After you’ve tagged a few pictures, Picasa will begin suggesting photo tags for you.  Look for the orange question mark (?) next to a person’s name, then you can click the green checkbox if the tag is correct or the red X if it is incorrect.  I must have an easily-guessable face, because Picasa guessed me correctly in every picture.

The more photos you tag, the better Picasa gets at guessing faces.

After your pictures are tagged, you can use the buttons under the tagged person’s name to create slideshows and movies from their pictures.  The recently-released Picasa 3.8 includes a new feature called “Face Movies” which makes a slideshow that revolves around a single person’s face.  If you’re making a video for a wedding or birthday, this would be a killer feature to utilize.

Now if only there was only a way to integrate tagged photos in Picasa with people on Facebook!  Picasa is a free download for Windows, Mac, and Linux.  [Download Picasa]

Image credit: Joe Ninety

Google Chrome: Quickly View Larger Facebook Pictures with Facebook Photo Zoom

Lately, I’ve realized how little I like clicking on things.  When opening programs, I’d rather type a command with my keyboard than open my Start menu.  If I need to open a file in a folder, I type the first few letters of its name and press the enter key.  So when I’m on Facebook, I’d much rather hover my mouse over an image to see the full size than to interact with that licentious mouse button.

The Facebook Photo Zoom extension for Google Chrome is a welcome relief to us mechanomusophobics (ok, I made that word up, but the roots are syntactically correct!).  To start using Facebook Photo Zoom, simply install the extension from its Chrome Extensions page and it will automatically be activated.

The next time you want to view a larger version of an image on Facebook, simply hover your mouse over it.  This works on both profile pictures as well as photos.

If you ever feel like turning Facebook Photo Zoom off temporarily, just press CTRL + SHIFT + Z or click the small photo button to the left of your Facebook chat bar.

Image credit: John Stansbury

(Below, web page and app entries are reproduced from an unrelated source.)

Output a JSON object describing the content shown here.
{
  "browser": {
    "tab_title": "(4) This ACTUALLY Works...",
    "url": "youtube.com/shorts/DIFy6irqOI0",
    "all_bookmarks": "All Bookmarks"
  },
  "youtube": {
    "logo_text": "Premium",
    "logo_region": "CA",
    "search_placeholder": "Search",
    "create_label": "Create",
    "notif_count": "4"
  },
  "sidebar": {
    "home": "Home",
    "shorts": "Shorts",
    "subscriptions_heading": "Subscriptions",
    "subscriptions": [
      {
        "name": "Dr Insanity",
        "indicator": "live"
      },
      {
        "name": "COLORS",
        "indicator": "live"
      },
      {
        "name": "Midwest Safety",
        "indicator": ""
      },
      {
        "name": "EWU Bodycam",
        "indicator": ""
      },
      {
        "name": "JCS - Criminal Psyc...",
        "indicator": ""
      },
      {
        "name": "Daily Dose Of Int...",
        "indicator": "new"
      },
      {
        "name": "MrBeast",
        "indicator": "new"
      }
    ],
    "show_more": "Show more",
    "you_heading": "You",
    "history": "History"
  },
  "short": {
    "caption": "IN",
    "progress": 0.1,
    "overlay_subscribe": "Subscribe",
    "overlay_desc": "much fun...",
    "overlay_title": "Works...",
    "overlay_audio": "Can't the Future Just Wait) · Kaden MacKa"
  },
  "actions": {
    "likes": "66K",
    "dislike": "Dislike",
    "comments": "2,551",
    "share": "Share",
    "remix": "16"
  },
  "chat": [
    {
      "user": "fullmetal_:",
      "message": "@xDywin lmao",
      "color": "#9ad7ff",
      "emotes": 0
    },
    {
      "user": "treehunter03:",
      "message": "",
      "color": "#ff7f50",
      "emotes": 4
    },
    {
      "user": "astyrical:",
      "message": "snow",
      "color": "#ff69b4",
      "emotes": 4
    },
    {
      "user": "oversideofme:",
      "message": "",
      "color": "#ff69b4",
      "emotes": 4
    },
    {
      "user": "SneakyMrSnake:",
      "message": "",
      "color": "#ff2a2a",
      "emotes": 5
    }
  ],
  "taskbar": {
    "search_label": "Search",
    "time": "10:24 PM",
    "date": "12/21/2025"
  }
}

Turn Your Digital Media into Web Video with Stupeflix Studio

French startup Stupeflix has just launched Stupeflix Studio which aims to turn your digital media into something more meaningful.  Stupeflix Studio lets you easily create web videos from your own pictures and videos to showcase your digital artwork, create scrapbooks, or send personal video greetings.

To get started, create a free account and you’ll be taken to the video creation page.  You’ll choose from one of three themes: Classic, Scrapbook, and Holidays.

Once you’ve chosen a theme, you can get started right away by uploading images and videos from your hard drive, Flickr, Picasa, or any web URL.

Stupeflix has a really useful web editor that allows you to customize your video and add a soundtrack using MP3s from your computer.

Once you’re finished customizing your video, you can preview your work or click the Export button to finish.

Unfortunately, the free version only lets you produce 1 minute of standard definition video, but you can purchase the full length high quality version (640×360) for $3 and the high definition version (1280×720) for $5.

You can check out my mindblowing holiday video, as well as some slightly better produced videos for the Classic, Scrapbook, and Holiday themes.

I’ve had a lot of fun with Stupeflix Studio so far and I think it has a great potential for people who want to share digital scrapbooks and photo albums but don’t want to buy professional software.